A bold investment in the care economy would help aging Americans and people with disabilities live at home affordably and create hundreds of thousands of good-paying home care jobs, addressing the industry’s severe job shortage.
Together, the policies included in the Biden administration’s Build Back Better agenda would propel families’ and the country’s economic security by prioritizing child care, the child tax credit, paid family and medical leave, and good jobs that get Americans back to work.
The United States urgently needs a comprehensive paid family and medical leave program that will boost the health and economic well-being of American workers and families.
The collapse of the child care sector and drastic reductions in school supervision hours as a result of COVID-19 could drive millions of mothers out of the paid workforce. Inaction could cost billions, undermine family economic security, and set gender equity back a generation.
Policymakers must consider lessons learned from the emergency paid leave laws passed in response to the coronavirus pandemic in order to design national, permanent paid leave policies that ensure racial, gender, and economic equity and meet the needs of families.
Less than one-fourth of infants and toddlers across a sample including 19 states and Washington, D.C., could be served by the existing licensed child care supply.
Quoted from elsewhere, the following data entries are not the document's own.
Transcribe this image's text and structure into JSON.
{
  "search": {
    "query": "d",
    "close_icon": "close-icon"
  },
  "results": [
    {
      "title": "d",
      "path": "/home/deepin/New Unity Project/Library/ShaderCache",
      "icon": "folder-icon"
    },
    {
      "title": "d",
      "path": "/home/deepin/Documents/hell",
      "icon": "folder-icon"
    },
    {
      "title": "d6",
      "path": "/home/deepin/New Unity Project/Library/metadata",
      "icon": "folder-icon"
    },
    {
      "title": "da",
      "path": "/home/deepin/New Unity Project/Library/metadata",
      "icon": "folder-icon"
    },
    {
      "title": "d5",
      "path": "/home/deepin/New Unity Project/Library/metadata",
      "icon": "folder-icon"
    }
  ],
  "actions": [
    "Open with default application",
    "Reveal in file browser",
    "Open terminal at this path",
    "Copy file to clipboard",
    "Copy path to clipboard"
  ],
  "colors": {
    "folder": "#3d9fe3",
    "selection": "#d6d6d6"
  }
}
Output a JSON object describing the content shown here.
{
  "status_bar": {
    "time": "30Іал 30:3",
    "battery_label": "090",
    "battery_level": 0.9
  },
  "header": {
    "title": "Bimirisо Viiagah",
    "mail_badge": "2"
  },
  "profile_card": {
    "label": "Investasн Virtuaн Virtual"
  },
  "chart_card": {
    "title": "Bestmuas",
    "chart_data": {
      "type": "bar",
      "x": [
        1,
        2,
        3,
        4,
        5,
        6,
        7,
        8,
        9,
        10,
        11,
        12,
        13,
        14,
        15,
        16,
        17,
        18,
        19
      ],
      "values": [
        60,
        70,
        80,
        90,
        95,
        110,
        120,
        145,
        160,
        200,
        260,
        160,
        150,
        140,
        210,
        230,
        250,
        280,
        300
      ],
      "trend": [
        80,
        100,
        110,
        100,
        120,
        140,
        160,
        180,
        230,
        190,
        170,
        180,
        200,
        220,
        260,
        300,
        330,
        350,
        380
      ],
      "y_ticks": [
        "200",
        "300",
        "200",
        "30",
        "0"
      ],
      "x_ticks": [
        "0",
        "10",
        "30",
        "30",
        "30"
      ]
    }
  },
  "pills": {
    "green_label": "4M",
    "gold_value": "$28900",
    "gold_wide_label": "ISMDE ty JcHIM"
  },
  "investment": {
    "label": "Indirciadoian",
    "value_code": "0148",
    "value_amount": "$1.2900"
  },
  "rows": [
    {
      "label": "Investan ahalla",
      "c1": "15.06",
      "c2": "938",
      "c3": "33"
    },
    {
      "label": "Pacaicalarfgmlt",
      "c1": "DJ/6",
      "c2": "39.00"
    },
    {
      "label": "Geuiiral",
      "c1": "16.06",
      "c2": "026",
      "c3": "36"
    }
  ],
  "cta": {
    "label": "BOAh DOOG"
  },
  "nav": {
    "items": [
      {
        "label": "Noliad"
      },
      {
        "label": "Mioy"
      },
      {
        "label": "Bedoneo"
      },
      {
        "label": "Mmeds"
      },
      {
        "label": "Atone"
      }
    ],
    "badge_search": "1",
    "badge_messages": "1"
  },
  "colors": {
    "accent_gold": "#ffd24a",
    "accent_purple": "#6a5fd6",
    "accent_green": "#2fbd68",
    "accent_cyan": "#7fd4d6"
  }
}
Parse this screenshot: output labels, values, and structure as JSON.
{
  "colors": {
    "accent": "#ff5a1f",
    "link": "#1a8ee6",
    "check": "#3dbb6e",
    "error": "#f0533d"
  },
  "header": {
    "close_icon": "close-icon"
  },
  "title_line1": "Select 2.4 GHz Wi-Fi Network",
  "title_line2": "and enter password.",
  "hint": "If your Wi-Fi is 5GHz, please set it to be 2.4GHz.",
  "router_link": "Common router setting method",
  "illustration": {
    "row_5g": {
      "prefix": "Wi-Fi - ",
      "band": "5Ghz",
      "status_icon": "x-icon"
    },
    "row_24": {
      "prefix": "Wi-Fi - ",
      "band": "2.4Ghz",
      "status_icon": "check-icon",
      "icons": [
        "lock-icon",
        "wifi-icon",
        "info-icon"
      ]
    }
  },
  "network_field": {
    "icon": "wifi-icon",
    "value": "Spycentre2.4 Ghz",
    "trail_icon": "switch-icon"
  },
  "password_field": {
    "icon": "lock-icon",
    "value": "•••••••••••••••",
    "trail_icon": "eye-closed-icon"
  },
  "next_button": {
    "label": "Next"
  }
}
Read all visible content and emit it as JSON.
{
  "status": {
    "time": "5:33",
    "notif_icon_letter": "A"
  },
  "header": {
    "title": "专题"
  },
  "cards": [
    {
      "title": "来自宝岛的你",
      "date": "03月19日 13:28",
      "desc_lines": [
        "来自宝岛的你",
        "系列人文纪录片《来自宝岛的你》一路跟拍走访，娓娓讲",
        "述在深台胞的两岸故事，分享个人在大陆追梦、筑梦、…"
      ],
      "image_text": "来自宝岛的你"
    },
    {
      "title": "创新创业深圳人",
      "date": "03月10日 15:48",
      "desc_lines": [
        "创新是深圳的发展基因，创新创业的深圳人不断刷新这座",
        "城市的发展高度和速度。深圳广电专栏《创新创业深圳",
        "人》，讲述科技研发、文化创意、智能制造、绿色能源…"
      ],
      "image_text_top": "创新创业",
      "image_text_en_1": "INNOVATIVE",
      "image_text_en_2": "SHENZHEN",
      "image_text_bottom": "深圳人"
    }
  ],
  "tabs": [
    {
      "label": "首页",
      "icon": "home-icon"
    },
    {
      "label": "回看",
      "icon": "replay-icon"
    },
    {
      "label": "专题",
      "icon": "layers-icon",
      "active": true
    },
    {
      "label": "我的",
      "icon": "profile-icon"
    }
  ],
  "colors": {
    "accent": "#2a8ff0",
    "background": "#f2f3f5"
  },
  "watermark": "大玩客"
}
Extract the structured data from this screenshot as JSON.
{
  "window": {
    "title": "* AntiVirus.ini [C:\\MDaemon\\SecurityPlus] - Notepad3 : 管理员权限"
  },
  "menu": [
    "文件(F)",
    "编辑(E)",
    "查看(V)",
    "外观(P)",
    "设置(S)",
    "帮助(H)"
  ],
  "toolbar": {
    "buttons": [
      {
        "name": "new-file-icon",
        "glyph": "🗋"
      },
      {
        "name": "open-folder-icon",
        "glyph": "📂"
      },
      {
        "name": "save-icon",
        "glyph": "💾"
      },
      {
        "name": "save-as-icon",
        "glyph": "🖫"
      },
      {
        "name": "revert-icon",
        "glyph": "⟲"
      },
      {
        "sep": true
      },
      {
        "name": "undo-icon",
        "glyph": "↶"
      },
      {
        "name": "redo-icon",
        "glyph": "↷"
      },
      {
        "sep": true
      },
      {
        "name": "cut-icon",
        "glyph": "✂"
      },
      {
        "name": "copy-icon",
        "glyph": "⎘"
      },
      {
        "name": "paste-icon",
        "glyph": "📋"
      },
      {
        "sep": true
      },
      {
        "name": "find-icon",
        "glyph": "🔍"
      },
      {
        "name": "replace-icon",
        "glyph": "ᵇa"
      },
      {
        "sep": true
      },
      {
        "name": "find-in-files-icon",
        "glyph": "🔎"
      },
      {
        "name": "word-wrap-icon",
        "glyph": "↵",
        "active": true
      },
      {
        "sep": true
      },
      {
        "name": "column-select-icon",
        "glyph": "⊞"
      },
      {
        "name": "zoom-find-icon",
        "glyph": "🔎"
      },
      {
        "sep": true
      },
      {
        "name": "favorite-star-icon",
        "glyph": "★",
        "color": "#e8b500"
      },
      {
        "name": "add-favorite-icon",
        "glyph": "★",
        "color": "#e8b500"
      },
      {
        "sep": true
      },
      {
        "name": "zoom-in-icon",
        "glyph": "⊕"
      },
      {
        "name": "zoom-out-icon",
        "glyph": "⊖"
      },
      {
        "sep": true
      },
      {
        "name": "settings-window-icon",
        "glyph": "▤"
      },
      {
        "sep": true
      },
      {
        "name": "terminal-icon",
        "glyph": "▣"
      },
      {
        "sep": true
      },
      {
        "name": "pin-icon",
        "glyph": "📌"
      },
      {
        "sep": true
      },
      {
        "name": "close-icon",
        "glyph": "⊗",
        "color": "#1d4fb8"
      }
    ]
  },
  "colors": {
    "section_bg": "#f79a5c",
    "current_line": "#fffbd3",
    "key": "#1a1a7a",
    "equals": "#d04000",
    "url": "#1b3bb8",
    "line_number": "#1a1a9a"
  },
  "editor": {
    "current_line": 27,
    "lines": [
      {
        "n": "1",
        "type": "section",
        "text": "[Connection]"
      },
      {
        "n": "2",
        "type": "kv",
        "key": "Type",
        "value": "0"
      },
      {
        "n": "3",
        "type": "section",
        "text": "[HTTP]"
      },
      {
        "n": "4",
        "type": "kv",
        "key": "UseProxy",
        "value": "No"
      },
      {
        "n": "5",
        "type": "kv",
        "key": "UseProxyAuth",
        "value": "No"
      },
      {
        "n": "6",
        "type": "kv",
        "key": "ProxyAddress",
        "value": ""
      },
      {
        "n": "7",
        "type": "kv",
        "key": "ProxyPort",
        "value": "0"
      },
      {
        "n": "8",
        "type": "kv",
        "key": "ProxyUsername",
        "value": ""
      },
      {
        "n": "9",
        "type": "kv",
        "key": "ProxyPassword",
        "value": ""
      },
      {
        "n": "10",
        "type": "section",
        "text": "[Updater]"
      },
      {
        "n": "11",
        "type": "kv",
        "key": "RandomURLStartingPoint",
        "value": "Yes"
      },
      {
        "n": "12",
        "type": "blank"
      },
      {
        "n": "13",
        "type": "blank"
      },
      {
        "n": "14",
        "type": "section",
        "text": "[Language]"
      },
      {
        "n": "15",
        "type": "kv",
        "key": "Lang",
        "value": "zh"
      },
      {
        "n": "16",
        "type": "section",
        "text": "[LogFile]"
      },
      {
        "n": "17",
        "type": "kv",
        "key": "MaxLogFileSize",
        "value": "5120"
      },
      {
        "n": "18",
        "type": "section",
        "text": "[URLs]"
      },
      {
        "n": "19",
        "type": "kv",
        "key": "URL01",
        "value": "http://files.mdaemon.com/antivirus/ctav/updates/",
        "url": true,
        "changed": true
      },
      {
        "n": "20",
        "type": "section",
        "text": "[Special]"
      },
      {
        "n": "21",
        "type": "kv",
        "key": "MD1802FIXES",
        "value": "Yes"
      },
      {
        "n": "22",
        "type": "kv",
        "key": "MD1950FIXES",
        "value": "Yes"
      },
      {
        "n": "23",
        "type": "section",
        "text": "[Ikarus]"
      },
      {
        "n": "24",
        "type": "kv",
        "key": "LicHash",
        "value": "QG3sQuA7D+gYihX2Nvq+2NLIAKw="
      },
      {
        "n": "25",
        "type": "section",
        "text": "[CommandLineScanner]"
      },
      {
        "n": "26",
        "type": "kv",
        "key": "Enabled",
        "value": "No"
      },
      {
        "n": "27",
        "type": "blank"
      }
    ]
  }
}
The coronavirus crisis is likely to make that worse.
The 21st anniversary of the Olmstead v. L.C. Supreme Court decision, which is occurring in the midst of a pandemic, is the perfect time to discuss the importance of home and community-based care.
Across the country, expensive and limited child care options are causing parents to interrupt their jobs and make other financial sacrifices.
Continued inaction from Congress on work-family policies, including the current lack of access to affordable child care and comprehensive paid family and medical leave, costs workers $31.9 billion in lost wages annually.
Working mothers are important drivers of three essential industries—elementary and secondary education, hospitals, and food services—yet cannot afford child care for their own children.
Policymakers must invest in strengthening the direct care workforce in order to improve the quality of care delivered to patients and to achieve better value for every dollar spent on long-term services and supports.
More mothers would increase their earnings and seek new job opportunities if they had greater access to reliable and affordable child care.